Regulator warns AI-created content should embody “socialist values.”
China proposed new checks on artificial intelligence chatbots on Tuesday, in an effort to control how its tech industry rolls out generative AI models, as popularized by ChatGPT in the US.
Hours after tech giant Alibaba followed its peers SenseTime and Baidu with the launch of a ChatGPT-like bot, China’s powerful Internet regulator released draft measures likely to slow Alibaba’s rollout, citing chatbots’ potential for “social mobilization.”
The Cyberspace Administration of China proposals said providers would have to submit their products for security reviews before their public release and it would set up a database to register them.

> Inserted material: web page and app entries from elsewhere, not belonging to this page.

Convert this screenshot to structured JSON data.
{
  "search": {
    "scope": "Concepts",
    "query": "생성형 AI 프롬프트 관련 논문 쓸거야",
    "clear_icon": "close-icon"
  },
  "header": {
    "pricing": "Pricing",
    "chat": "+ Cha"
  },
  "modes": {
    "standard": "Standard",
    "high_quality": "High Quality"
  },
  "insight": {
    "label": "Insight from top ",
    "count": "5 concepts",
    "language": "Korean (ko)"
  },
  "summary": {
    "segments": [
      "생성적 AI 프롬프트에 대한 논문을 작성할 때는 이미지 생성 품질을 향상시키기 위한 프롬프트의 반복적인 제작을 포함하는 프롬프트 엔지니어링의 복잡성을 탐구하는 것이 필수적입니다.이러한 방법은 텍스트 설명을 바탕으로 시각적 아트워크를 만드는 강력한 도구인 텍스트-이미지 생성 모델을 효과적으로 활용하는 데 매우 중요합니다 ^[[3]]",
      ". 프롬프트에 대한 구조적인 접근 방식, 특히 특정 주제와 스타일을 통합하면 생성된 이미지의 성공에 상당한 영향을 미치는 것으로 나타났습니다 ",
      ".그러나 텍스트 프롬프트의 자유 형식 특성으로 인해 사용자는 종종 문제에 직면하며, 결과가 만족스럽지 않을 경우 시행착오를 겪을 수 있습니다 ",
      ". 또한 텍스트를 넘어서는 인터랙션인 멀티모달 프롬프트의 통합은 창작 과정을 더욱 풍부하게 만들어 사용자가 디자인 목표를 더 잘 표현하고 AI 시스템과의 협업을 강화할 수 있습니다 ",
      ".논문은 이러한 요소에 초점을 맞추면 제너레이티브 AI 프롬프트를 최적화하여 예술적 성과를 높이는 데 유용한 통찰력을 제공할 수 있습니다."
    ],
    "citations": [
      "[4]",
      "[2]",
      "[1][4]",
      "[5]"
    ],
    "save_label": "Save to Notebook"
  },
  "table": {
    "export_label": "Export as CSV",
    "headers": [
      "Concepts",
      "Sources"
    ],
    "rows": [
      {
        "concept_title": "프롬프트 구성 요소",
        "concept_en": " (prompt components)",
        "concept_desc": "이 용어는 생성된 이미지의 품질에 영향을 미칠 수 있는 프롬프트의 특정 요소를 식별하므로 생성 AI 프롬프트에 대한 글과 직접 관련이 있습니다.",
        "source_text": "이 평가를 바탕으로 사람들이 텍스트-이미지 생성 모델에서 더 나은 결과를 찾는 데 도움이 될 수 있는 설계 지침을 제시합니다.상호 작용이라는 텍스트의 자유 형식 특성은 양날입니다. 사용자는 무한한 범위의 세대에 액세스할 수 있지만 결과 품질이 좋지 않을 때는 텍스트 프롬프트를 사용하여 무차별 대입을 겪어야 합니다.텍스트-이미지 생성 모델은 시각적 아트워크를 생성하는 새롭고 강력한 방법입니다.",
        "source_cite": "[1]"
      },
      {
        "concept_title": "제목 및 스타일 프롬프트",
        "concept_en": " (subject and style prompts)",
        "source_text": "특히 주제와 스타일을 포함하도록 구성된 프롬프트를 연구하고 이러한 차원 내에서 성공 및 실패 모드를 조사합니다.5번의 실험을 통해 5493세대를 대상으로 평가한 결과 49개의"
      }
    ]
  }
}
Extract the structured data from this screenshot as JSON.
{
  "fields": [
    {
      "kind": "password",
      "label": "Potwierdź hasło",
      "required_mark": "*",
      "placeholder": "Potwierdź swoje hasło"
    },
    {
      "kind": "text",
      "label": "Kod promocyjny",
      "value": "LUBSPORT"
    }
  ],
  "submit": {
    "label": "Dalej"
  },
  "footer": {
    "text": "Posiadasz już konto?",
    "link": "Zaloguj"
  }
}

The regulator also said platforms must verify users’ identities, allowing usage to be tracked.
“Content generated by generative artificial intelligence should embody core socialist values and must not contain any content that subverts state power, advocates the overthrow of the socialist system, incites splitting the country or undermines national unity,” the CAC rules state.
Earlier on Tuesday, Alibaba Chief Executive Daniel Zhang said Alibaba’s Tongyi Qianwen, which roughly translates to “truth from a thousand questions,” would be incorporated as an AI bot in workplace collaboration tool Ding Talk and the company’s Tmall Genie smart speakers before being integrated into all its products at some point in the future.
“We are at a technological watershed moment driven by generative AI and cloud computing,” Zhang said, as Alibaba became the latest Chinese company to declare it would try to emulate US start-up and ChatGPT creator OpenAI.
“Ten to 20 years from now, when we look back, we will realize we were all on the same starting line,” Zhang said. “Seizing these future opportunities is our common wish and requires a shared vision.”
Xu Li, chief executive of Chinese AI software leader SenseTime, unveiled its SenseChat bot on Monday with a live demonstration, when it was able to write an email and tell a story about a cat catching a fish.
Baidu last month unveiled its chatbot, Ernie, to mixed reviews. Users said the chatbot could create vivid pictures, but it struggled with basic logic and was unable to write code like OpenAI’s GPT-4 could.
Alibaba’s efforts are tucked inside its cloud arm, which Zhang personally took control of in December amid slumping growth. The chief is betting that a radical restructuring of the group announced last month will help reset the company’s fortunes.
Alibaba will split into six entities but will remain controlled by a common holding company, allowing each unit to be more nimble.
Tongyi was opened to corporate clients for testing last Friday. Early user feedback posted online showed the chatbot could write poems in Chinese and French and solve basic mathematical problems but struggled with simple logic.
When one user asked Tongyi how to stir-fry reinforced concrete to make a tasty dish, it offered a recipe that included slicing the concrete into small pieces. Baidu’s Ernie similarly told users to mix concrete with garlic, onions, and peppers, and noted concrete was “a very special ingredient with a unique texture.”
When ChatGPT was asked the same question it said it did not understand the request and that concrete was not edible. Other Chinese user tests showed Ernie and Tongyi making up facts about non-existent people. CAC’s new rules would prohibit the chatbots from generating false information.
The Financial Times was able to replicate the queries and problematic answers in Baidu’s Ernie but did not have access to Tongyi.
Ernie requires users to provide their names and national ID numbers for access. The chatbot returns a brief biography of Xi Jinping for any question related to the Chinese president.
The flurry of generative AI announcements has helped boost Chinese tech groups’ stock prices. Baidu’s shares have risen more than 15 percent from the start of the year, while SenseTime is up nearly 50 percent. Alibaba’s shares rose 1.5 percent in Hong Kong on Tuesday.
The gains in AI stocks have alarmed Chinese regulators and state media, which have repeatedly warned investors against chasing the speculative frenzy.